You’ve actually answered a question for me before. I’m back again because your advice was excellent. I feel guilty coming back for round two; I want to give someone else a shot. But here I am because I need ya.
I am in love. Absolutely, without bounds, in a way I didn’t know I could be. I know because I am full of goodness and forgiveness and understanding (I guess you’ll have to take my word for it). But the man I love? He doesn’t cherish me. He doesn’t treasure me. He says he loves me. He doesn’t act like it. I’ve carefully and calmly and sweetly explained what I need, what I want. I’m not a princess. I’m not a nag. I’m demanding the kind of treatment I deserve.
My question is, Sybil, does someone cherish you? If they do, how’d you get them to do that? Did you have to ask? Did they just do it naturally? What do I have to do to be cherished? I love myself; I know that comes first. I am loving, and I’m pretty sure that comes second. What am I missing? What am I doing wrong?
Not a Princess
Dear Not a Princess,
Your question has been this little voice in the back of my head, the past week. As I’m doing the dishes, crossing the street, lighting candles or checking the mail, I hear, “Sibyl, does someone cherish you?” And then, when I answer internally, “I believe so,” a further question arises, “How do you know?”
What satisfies the human heart?
I am beginning to believe that only gratitude does. And that gratitude is not some little addendum to one’s spirituality, something you make lists about at Thanksgiving or consider when prompted in a yoga class, but the secret to living a sustainable life of joy.
So, am I cherished? Well, my spouse loves me, in the cracked-yet-beautiful way that humans love one another. I do not always feel the fierceness of his love in a way that I connect with, no. Sometimes it is too tentative, and I lose myself in the complicated folds of where desire turns in on itself and into contempt.
I want it to burn.
But some years, it just smolders.
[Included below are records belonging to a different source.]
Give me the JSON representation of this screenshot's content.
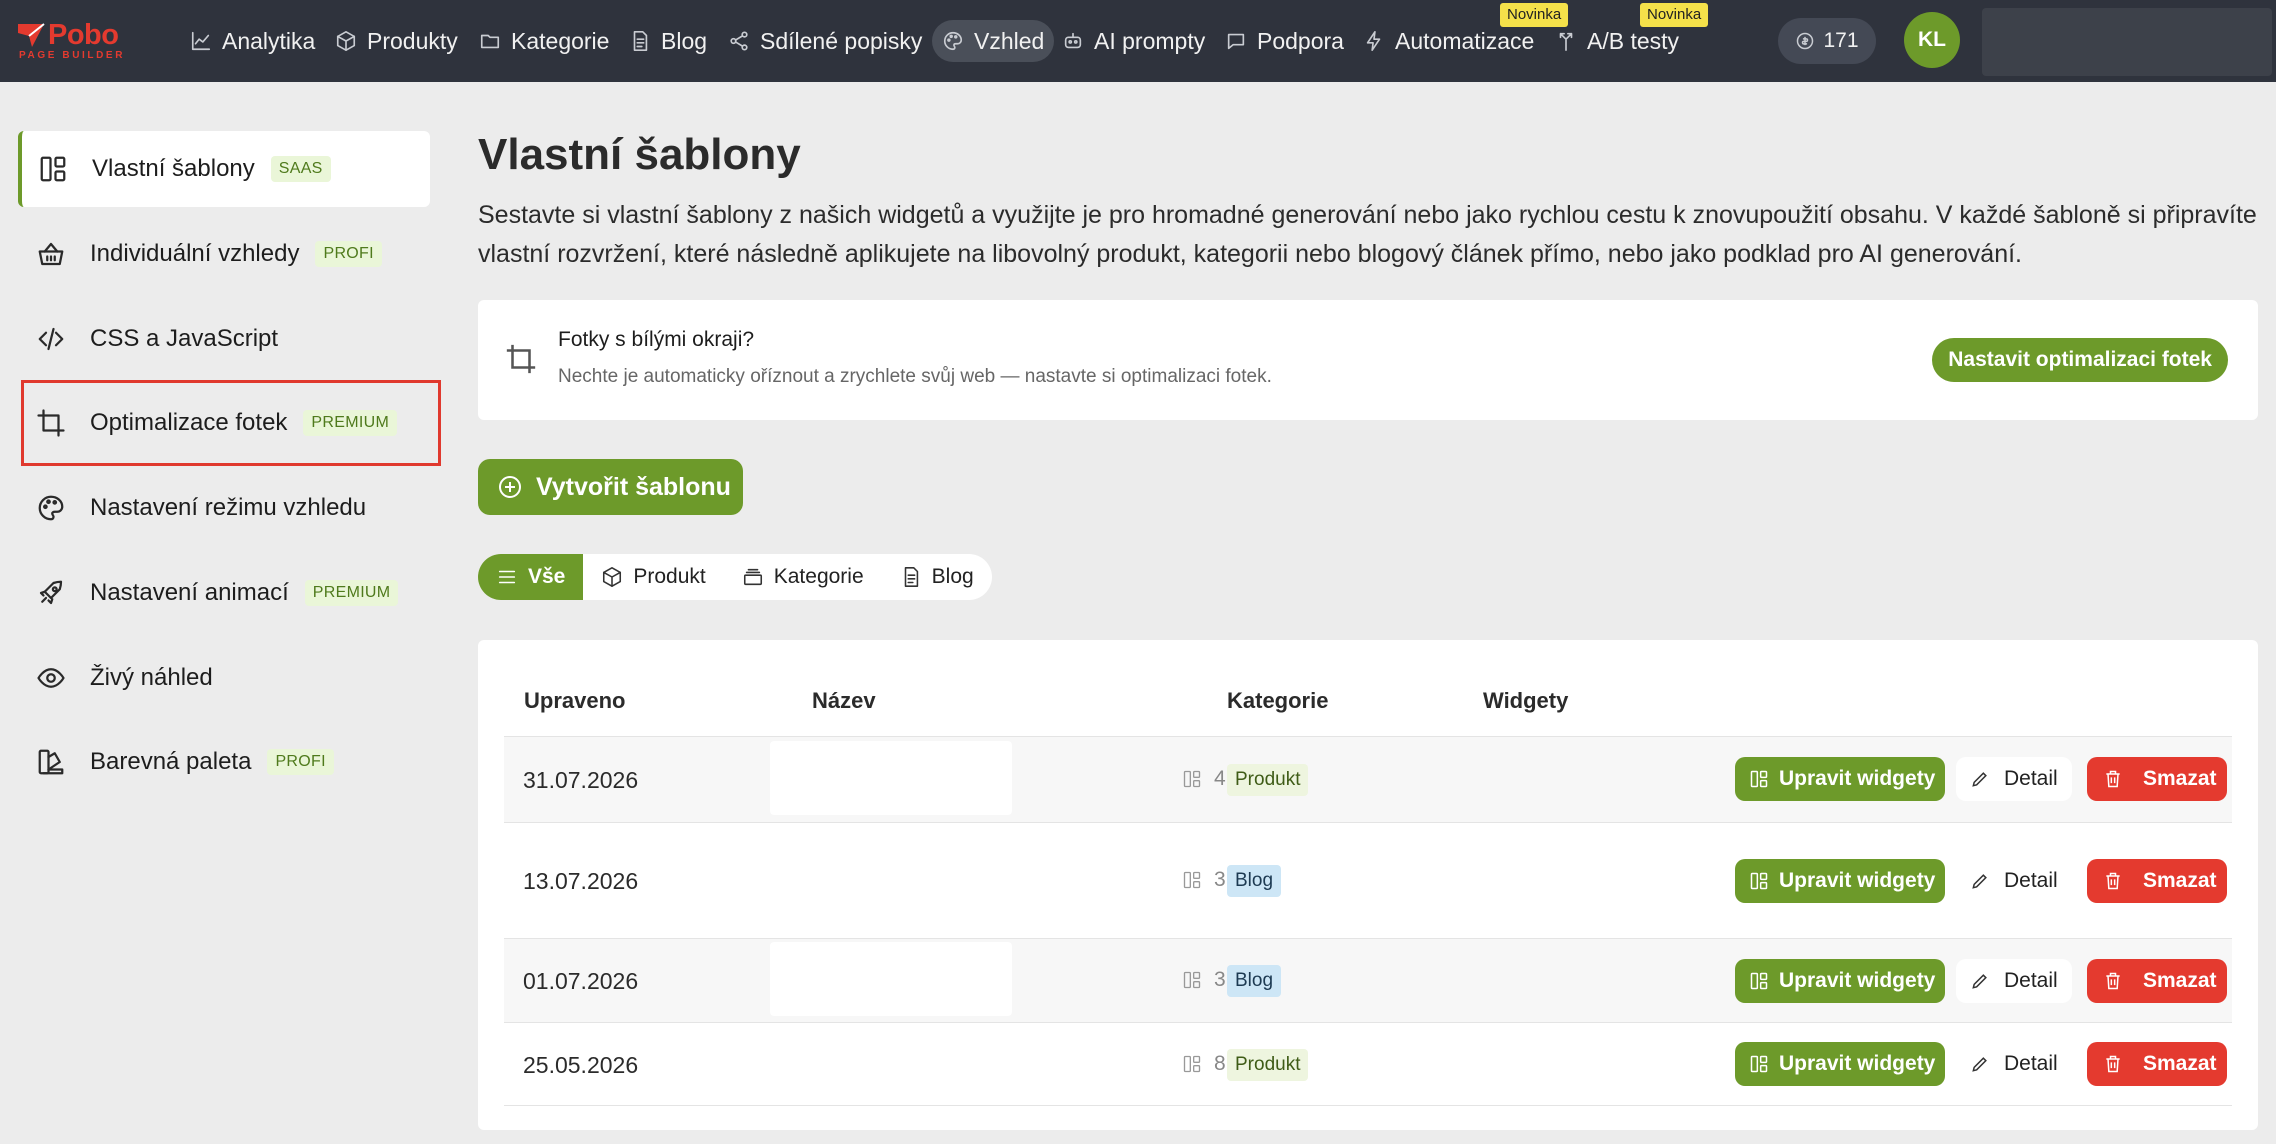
{
  "logo": {
    "name": "Pobo",
    "subtitle": "PAGE BUILDER"
  },
  "nav": [
    {
      "label": "Analytika",
      "icon": "chart-icon"
    },
    {
      "label": "Produkty",
      "icon": "box-icon"
    },
    {
      "label": "Kategorie",
      "icon": "folder-icon"
    },
    {
      "label": "Blog",
      "icon": "document-icon"
    },
    {
      "label": "Sdílené popisky",
      "icon": "share-icon"
    },
    {
      "label": "Vzhled",
      "icon": "palette-icon",
      "active": true
    },
    {
      "label": "AI prompty",
      "icon": "robot-icon"
    },
    {
      "label": "Podpora",
      "icon": "chat-icon"
    },
    {
      "label": "Automatizace",
      "icon": "bolt-icon",
      "badge": "Novinka"
    },
    {
      "label": "A/B testy",
      "icon": "split-icon",
      "badge": "Novinka"
    }
  ],
  "credits": "171",
  "user_initials": "KL",
  "sidebar": [
    {
      "label": "Vlastní šablony",
      "badge": "SAAS",
      "icon": "layout-icon",
      "active": true
    },
    {
      "label": "Individuální vzhledy",
      "badge": "PROFI",
      "icon": "basket-icon"
    },
    {
      "label": "CSS a JavaScript",
      "badge": "",
      "icon": "code-icon"
    },
    {
      "label": "Optimalizace fotek",
      "badge": "PREMIUM",
      "icon": "crop-icon"
    },
    {
      "label": "Nastavení režimu vzhledu",
      "badge": "",
      "icon": "palette-icon"
    },
    {
      "label": "Nastavení animací",
      "badge": "PREMIUM",
      "icon": "rocket-icon"
    },
    {
      "label": "Živý náhled",
      "badge": "",
      "icon": "eye-icon"
    },
    {
      "label": "Barevná paleta",
      "badge": "PROFI",
      "icon": "swatch-icon"
    }
  ],
  "main": {
    "title": "Vlastní šablony",
    "description": "Sestavte si vlastní šablony z našich widgetů a využijte je pro hromadné generování nebo jako rychlou cestu k znovupoužití obsahu. V každé šabloně si připravíte vlastní rozvržení, které následně aplikujete na libovolný produkt, kategorii nebo blogový článek přímo, nebo jako podklad pro AI generování.",
    "notice": {
      "title": "Fotky s bílými okraji?",
      "text": "Nechte je automaticky oříznout a zrychlete svůj web — nastavte si optimalizaci fotek.",
      "button": "Nastavit optimalizaci fotek"
    },
    "create_button": "Vytvořit šablonu",
    "filters": [
      {
        "label": "Vše",
        "icon": "list-icon",
        "active": true
      },
      {
        "label": "Produkt",
        "icon": "box-icon"
      },
      {
        "label": "Kategorie",
        "icon": "stack-icon"
      },
      {
        "label": "Blog",
        "icon": "document-icon"
      }
    ],
    "table": {
      "columns": [
        "Upraveno",
        "Název",
        "Kategorie",
        "Widgety"
      ],
      "rows": [
        {
          "date": "31.07.2026",
          "name": "",
          "category": "Produkt",
          "widgets": "4"
        },
        {
          "date": "13.07.2026",
          "name": "",
          "category": "Blog",
          "widgets": "3"
        },
        {
          "date": "01.07.2026",
          "name": "",
          "category": "Blog",
          "widgets": "3"
        },
        {
          "date": "25.05.2026",
          "name": "",
          "category": "Produkt",
          "widgets": "8"
        }
      ],
      "actions": {
        "edit": "Upravit widgety",
        "detail": "Detail",
        "delete": "Smazat"
      }
    }
  },
  "colors": {
    "brand_red": "#e43a2f",
    "accent_green": "#6d9a2a",
    "topbar": "#2f333d",
    "danger": "#e43a2f"
  }
}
I know it is there, right under the surface, keeping me vaguely warm by its glow. It doesn’t feel like enough and I am cold. I shimmy under a blanket of self-love, treating myself like the most precious, fragile object I can find, trying not to starve out my desire until it can come in the form of the perfectly balanced fire I so crave.
Here’s what keeps me going on those nights when my toes feel like they are going to fall off: I do believe my beloved is capable of loving me how I need and want to be loved. And he is trying, as I am trying, as we are all really fucking trying.
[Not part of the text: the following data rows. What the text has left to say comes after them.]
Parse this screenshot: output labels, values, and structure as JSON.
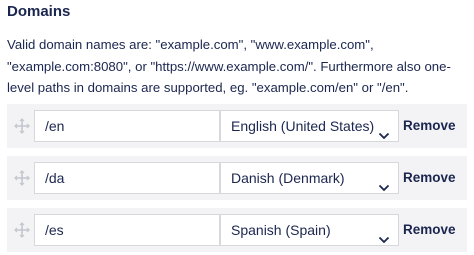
{
  "section": {
    "title": "Domains",
    "description": "Valid domain names are: \"example.com\", \"www.example.com\", \"example.com:8080\", or \"https://www.example.com/\". Furthermore also one-level paths in domains are supported, eg. \"example.com/en\" or \"/en\"."
  },
  "rows": [
    {
      "domain": "/en",
      "language": "English (United States)",
      "remove_label": "Remove"
    },
    {
      "domain": "/da",
      "language": "Danish (Denmark)",
      "remove_label": "Remove"
    },
    {
      "domain": "/es",
      "language": "Spanish (Spain)",
      "remove_label": "Remove"
    }
  ],
  "icons": {
    "drag": "drag-handle-icon",
    "dropdown": "chevron-down-icon"
  },
  "colors": {
    "text": "#1b264f",
    "row_background": "#f3f3f5",
    "border": "#d6d8de",
    "handle": "#c4c6cf"
  }
}
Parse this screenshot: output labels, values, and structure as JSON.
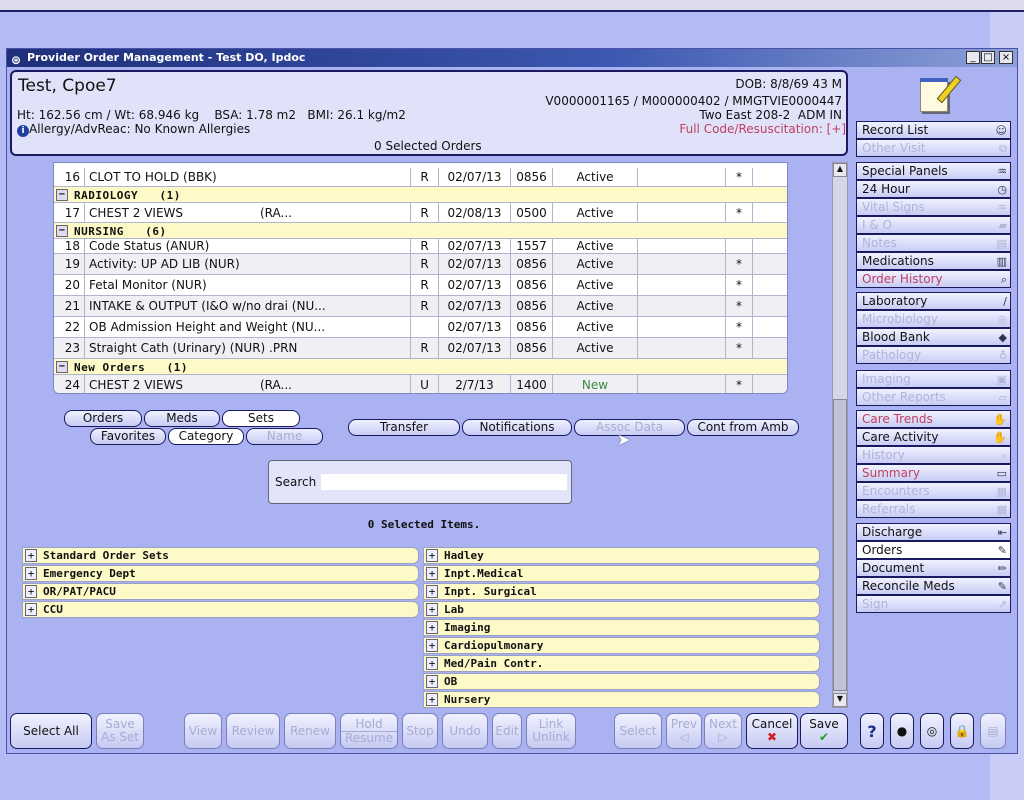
{
  "window": {
    "title": "Provider Order Management - Test DO, Ipdoc",
    "controls": [
      "_",
      "□",
      "×"
    ]
  },
  "patient": {
    "name": "Test, Cpoe7",
    "measures": "Ht: 162.56 cm / Wt: 68.946 kg    BSA: 1.78 m2   BMI: 26.1 kg/m2",
    "allergy": "Allergy/AdvReac: No Known Allergies",
    "dob": "DOB: 8/8/69 43 M",
    "ids": "V0000001165 / M000000402 / MMGTVIE0000447",
    "location": "Two East 208-2  ADM IN",
    "code_status": "Full Code/Resuscitation: [+]",
    "selected_orders": "0 Selected Orders"
  },
  "orders": [
    {
      "type": "row",
      "num": "16",
      "name": "CLOT TO HOLD (BBK)",
      "src": "",
      "flag": "R",
      "date": "02/07/13",
      "time": "0856",
      "status": "Active",
      "star": "*"
    },
    {
      "type": "group",
      "label": "RADIOLOGY   (1)"
    },
    {
      "type": "row",
      "num": "17",
      "name": "CHEST 2 VIEWS",
      "src": "(RA...",
      "flag": "R",
      "date": "02/08/13",
      "time": "0500",
      "status": "Active",
      "star": "*"
    },
    {
      "type": "group",
      "label": "NURSING   (6)"
    },
    {
      "type": "row",
      "num": "18",
      "name": "Code Status (ANUR)",
      "src": "",
      "flag": "R",
      "date": "02/07/13",
      "time": "1557",
      "status": "Active",
      "star": ""
    },
    {
      "type": "row",
      "num": "19",
      "name": "Activity: UP AD LIB (NUR)",
      "src": "",
      "flag": "R",
      "date": "02/07/13",
      "time": "0856",
      "status": "Active",
      "star": "*"
    },
    {
      "type": "row",
      "num": "20",
      "name": "Fetal Monitor (NUR)",
      "src": "",
      "flag": "R",
      "date": "02/07/13",
      "time": "0856",
      "status": "Active",
      "star": "*"
    },
    {
      "type": "row",
      "num": "21",
      "name": "INTAKE & OUTPUT (I&O w/no drai (NU...",
      "src": "",
      "flag": "R",
      "date": "02/07/13",
      "time": "0856",
      "status": "Active",
      "star": "*"
    },
    {
      "type": "row",
      "num": "22",
      "name": "OB Admission Height and Weight (NU...",
      "src": "",
      "flag": "",
      "date": "02/07/13",
      "time": "0856",
      "status": "Active",
      "star": "*"
    },
    {
      "type": "row",
      "num": "23",
      "name": "Straight Cath (Urinary) (NUR) .PRN",
      "src": "",
      "flag": "R",
      "date": "02/07/13",
      "time": "0856",
      "status": "Active",
      "star": "*"
    },
    {
      "type": "group",
      "label": "New Orders   (1)"
    },
    {
      "type": "row",
      "num": "24",
      "name": "CHEST 2 VIEWS",
      "src": "(RA...",
      "flag": "U",
      "date": "2/7/13",
      "time": "1400",
      "status": "New",
      "star": "*"
    }
  ],
  "tabs": {
    "orders": "Orders",
    "meds": "Meds",
    "sets": "Sets",
    "favorites": "Favorites",
    "category": "Category",
    "name": "Name"
  },
  "actions": {
    "transfer": "Transfer",
    "notifications": "Notifications",
    "assoc_data": "Assoc Data",
    "cont_from_amb": "Cont from Amb"
  },
  "search": {
    "label": "Search",
    "value": ""
  },
  "selected_items": "0 Selected Items.",
  "categories_left": [
    "Standard Order Sets",
    "Emergency Dept",
    "OR/PAT/PACU",
    "CCU"
  ],
  "categories_right": [
    "Hadley",
    "Inpt.Medical",
    "Inpt. Surgical",
    "Lab",
    "Imaging",
    "Cardiopulmonary",
    "Med/Pain Contr.",
    "OB",
    "Nursery"
  ],
  "sidebar": [
    {
      "label": "Record List",
      "state": "normal",
      "icon": "person-icon"
    },
    {
      "label": "Other Visit",
      "state": "disabled",
      "icon": "windows-icon"
    },
    {
      "label": "Special Panels",
      "state": "normal",
      "icon": "pulse-folder-icon"
    },
    {
      "label": "24 Hour",
      "state": "normal",
      "icon": "clock-icon"
    },
    {
      "label": "Vital Signs",
      "state": "disabled",
      "icon": "pulse-folder-icon"
    },
    {
      "label": "I & O",
      "state": "disabled",
      "icon": "drop-folder-icon"
    },
    {
      "label": "Notes",
      "state": "disabled",
      "icon": "notes-icon"
    },
    {
      "label": "Medications",
      "state": "normal",
      "icon": "medications-icon"
    },
    {
      "label": "Order History",
      "state": "red",
      "icon": "search-folder-icon"
    },
    {
      "label": "Laboratory",
      "state": "normal",
      "icon": "test-tube-icon"
    },
    {
      "label": "Microbiology",
      "state": "disabled",
      "icon": "petri-icon"
    },
    {
      "label": "Blood Bank",
      "state": "normal",
      "icon": "blood-bag-icon"
    },
    {
      "label": "Pathology",
      "state": "disabled",
      "icon": "microscope-icon"
    },
    {
      "label": "Imaging",
      "state": "disabled",
      "icon": "image-icon"
    },
    {
      "label": "Other Reports",
      "state": "disabled",
      "icon": "report-icon"
    },
    {
      "label": "Care Trends",
      "state": "red",
      "icon": "care-icon"
    },
    {
      "label": "Care Activity",
      "state": "normal",
      "icon": "care-icon"
    },
    {
      "label": "History",
      "state": "disabled",
      "icon": "search-folder-icon"
    },
    {
      "label": "Summary",
      "state": "red",
      "icon": "folder-icon"
    },
    {
      "label": "Encounters",
      "state": "disabled",
      "icon": "encounter-icon"
    },
    {
      "label": "Referrals",
      "state": "disabled",
      "icon": "grid-icon"
    },
    {
      "label": "Discharge",
      "state": "normal",
      "icon": "discharge-icon"
    },
    {
      "label": "Orders",
      "state": "selected",
      "icon": "order-pad-icon"
    },
    {
      "label": "Document",
      "state": "normal",
      "icon": "pencil-icon"
    },
    {
      "label": "Reconcile Meds",
      "state": "normal",
      "icon": "order-pad-icon"
    },
    {
      "label": "Sign",
      "state": "disabled",
      "icon": "sign-icon"
    }
  ],
  "toolbar": [
    {
      "l1": "Select All",
      "l2": "",
      "state": "normal"
    },
    {
      "l1": "Save",
      "l2": "As Set",
      "state": "disabled"
    },
    {
      "l1": "View",
      "l2": "",
      "state": "disabled"
    },
    {
      "l1": "Review",
      "l2": "",
      "state": "disabled"
    },
    {
      "l1": "Renew",
      "l2": "",
      "state": "disabled"
    },
    {
      "l1": "Hold",
      "l2": "Resume",
      "state": "disabled"
    },
    {
      "l1": "Stop",
      "l2": "",
      "state": "disabled"
    },
    {
      "l1": "Undo",
      "l2": "",
      "state": "disabled"
    },
    {
      "l1": "Edit",
      "l2": "",
      "state": "disabled"
    },
    {
      "l1": "Link",
      "l2": "Unlink",
      "state": "disabled"
    },
    {
      "l1": "Select",
      "l2": "",
      "state": "disabled"
    },
    {
      "l1": "Prev",
      "l2": "◁",
      "state": "disabled"
    },
    {
      "l1": "Next",
      "l2": "▷",
      "state": "disabled"
    },
    {
      "l1": "Cancel",
      "l2": "✖",
      "state": "normal"
    },
    {
      "l1": "Save",
      "l2": "✔",
      "state": "normal"
    },
    {
      "l1": "?",
      "l2": "",
      "state": "normal"
    },
    {
      "l1": "●",
      "l2": "",
      "state": "normal"
    },
    {
      "l1": "◎",
      "l2": "",
      "state": "normal"
    },
    {
      "l1": "🔒",
      "l2": "",
      "state": "normal"
    },
    {
      "l1": "▤",
      "l2": "",
      "state": "disabled"
    }
  ],
  "colors": {
    "window_bg": "#aab2f2",
    "title_bar": "#1f2f7a",
    "group_row": "#fdfac8",
    "alert_red": "#c04060",
    "new_status": "#3a8a3a"
  }
}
It does not always come natural. Love, like gratitude, is a life-changing practice that starts within but emanates out into action. And I am so, so grateful to have someone who is trying, with his whole heart, to love me as I am asking to be loved. When he falls short, there is grace for that, just as when I do I meet his grace. We share the values of committing to one another while also letting each other change, and sticking with it even when it isn’t perfect. And trying. Sometimes I think it’s all in the trying, in the arching, and that the satisfaction of the actual connection is just a fleeting by-product.
So the main question for you and your partner is, is he built to love you how you need to be loved? For instance, are you asking for monogamy and commitment from someone who is not oriented towards that kind of relationship? Are you asking for a quiet, steady kind of love with someone who loves in these huge bursts? Are you simply asking for kindness, which everyone can learn how to do? Can you be grateful for his form of love, or does it really not even register as love to you?
If what he can offer is not what you need, and if you do not share the same values around love, then you’ve got to let him go and find another heart to attach to. But if you see a glimmer in there of the love you want, and he has the willingness, then keep trying. Keep arching. Keep coming back to love. Even if it all ends, you won’t regret the striving towards love. You may even find you are grateful for it.